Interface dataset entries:
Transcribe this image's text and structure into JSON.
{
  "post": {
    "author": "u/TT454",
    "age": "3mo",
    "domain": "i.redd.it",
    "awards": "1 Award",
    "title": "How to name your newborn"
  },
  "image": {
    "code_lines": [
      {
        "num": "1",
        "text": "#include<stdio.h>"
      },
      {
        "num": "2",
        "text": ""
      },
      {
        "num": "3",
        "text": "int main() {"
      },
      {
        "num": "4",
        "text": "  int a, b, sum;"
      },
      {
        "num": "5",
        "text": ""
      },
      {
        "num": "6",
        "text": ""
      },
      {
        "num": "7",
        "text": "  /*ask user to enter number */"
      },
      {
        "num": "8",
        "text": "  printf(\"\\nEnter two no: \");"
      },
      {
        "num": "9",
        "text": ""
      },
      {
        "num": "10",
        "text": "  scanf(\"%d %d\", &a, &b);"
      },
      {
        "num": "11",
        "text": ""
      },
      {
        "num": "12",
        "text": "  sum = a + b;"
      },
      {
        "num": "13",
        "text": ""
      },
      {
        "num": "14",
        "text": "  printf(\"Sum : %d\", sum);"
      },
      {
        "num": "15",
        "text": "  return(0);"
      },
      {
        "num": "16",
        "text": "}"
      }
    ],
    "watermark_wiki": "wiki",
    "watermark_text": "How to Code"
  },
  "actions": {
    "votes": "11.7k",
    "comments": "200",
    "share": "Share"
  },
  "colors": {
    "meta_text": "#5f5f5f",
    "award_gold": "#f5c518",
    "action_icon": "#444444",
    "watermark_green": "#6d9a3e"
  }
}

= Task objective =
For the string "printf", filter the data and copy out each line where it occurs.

= Solution to this task =
        "text": "  printf(\"\\nEnter two no: \");"
        "text": "  printf(\"Sum : %d\", sum);"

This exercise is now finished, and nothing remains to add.